Bernie Ecclestone will find F1 transition tough, says Chase Carey
New F1 chief executive speaks to Sky Sports News HQ in first TV interview since Liberty takeover confirmed; Hopes Bernie continues to provide "invaluable" advice to new owners
By James Galloway and Sky Sports News HQ's Craig Slater
Last Updated: 05/12/19 9:52am
New F1 chief Chase Carey has told Sky Sports Bernie Ecclestone will find it "difficult" to adjust to his new role but hopes the sport continues to benefit from the Briton's input.
Ecclestone's 40-year reign as F1's commercial chief was ended on Monday night as Liberty Media revealed its new-look management team following the completion of its £6billion takeover. Former team boss Ross Brawn has been appointed to oversee sporting and technical areas of the business.
Ecclestone has been made chairman emeritus and Carey hopes to find the 86-year-old an ongoing role that he still finds "rewarding".
In his first TV interview since adding Ecclestone's former CEO title to his chairman role, Carey told Sky Sports News HQ: "Bernie has run this business the majority of his adult life.
"When he's run it for the period he's run it I certainly understand that the change is going to be difficult for him and create challenges for him.

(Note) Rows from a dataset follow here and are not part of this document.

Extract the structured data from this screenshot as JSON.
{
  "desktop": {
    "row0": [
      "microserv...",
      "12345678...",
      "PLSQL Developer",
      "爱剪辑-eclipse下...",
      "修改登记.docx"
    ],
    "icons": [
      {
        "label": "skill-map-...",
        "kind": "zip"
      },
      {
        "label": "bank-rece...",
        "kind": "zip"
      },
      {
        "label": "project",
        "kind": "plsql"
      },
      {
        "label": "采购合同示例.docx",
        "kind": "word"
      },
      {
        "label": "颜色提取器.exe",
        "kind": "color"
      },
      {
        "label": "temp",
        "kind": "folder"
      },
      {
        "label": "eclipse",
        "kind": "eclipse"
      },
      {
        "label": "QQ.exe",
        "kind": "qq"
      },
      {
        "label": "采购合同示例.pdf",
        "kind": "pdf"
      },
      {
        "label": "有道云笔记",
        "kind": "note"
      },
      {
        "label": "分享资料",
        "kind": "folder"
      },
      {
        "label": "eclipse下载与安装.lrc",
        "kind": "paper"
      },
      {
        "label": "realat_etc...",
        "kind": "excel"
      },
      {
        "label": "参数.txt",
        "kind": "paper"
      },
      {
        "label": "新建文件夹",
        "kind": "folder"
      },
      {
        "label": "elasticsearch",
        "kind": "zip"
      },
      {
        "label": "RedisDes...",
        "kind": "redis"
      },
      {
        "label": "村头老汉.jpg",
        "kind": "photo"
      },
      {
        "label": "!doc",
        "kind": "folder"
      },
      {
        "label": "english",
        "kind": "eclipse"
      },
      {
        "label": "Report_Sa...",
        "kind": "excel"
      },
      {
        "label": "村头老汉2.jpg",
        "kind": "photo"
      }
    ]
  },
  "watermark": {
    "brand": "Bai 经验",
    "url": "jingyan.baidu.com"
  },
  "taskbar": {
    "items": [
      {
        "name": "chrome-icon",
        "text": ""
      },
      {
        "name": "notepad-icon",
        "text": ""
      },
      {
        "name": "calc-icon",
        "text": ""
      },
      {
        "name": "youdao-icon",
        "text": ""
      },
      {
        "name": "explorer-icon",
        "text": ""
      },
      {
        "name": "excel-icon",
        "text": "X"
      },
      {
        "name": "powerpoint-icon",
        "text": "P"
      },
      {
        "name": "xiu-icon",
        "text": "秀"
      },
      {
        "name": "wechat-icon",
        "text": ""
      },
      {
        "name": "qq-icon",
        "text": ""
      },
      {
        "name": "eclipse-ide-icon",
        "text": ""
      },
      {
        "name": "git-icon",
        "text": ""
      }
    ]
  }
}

"But hopefully we'll find a way that it continues to be rewarding for him. I want him to feel good about it. He will always be part of the Formula 1 family, he will always be welcome, and I want to try and make this something he can continue to feel part of.
"But it's a big change for him and I understand that."
When Liberty's takeover plans were first announced last September, Ecclestone announced the American firm had asked him to stay in his role for a further three years.
But the prospect of Ecclestone working as part of a revised management structure once Liberty's takeover was formally completed diminished in recent weeks. Ecclestone admitted to Sky F1 last November he "probably won't fit in" if the American firm introduced a corporate structure.
"I think the reality is that Bernie has really ran the business as a one-man show," Carey told Craig Slater. "That's not a criticism, it's just the reality.
"Bernie has run it relatively alone... there is a team there, certainly give them credit for what they've done to help but Ross has really got respect across this business.
"I have yet to meet somebody that hasn't brought him up as somebody that would be invaluable as an addition to Formula 1, even when they didn't know this was happening. I had an endless list of people that would put Ross Brawn at the top as somebody that they think would be a wonderful addition to the Formula 1 organisation."
Carey has worked alongside Ecclestone since his appointment as F1's chairman last September and hopes to continue benefiting from the Briton's wealth of experience.
"Let me be clear, that respect was sincere," said Carey after hailing Ecclestone's achievements in Liberty's press release announcing its F1 purchase.
"Bernie deserves enormous credit for the business that has been built over the last number of decades and realistically it just got sold for $8billion, so the ultimate proof in the value he created is there for all to see.
"But he has unique insights in the business, he understands it probably better than anyone else, his advice will be invaluable. He has been helpful to me to date and I look forward to his advice as we go forward."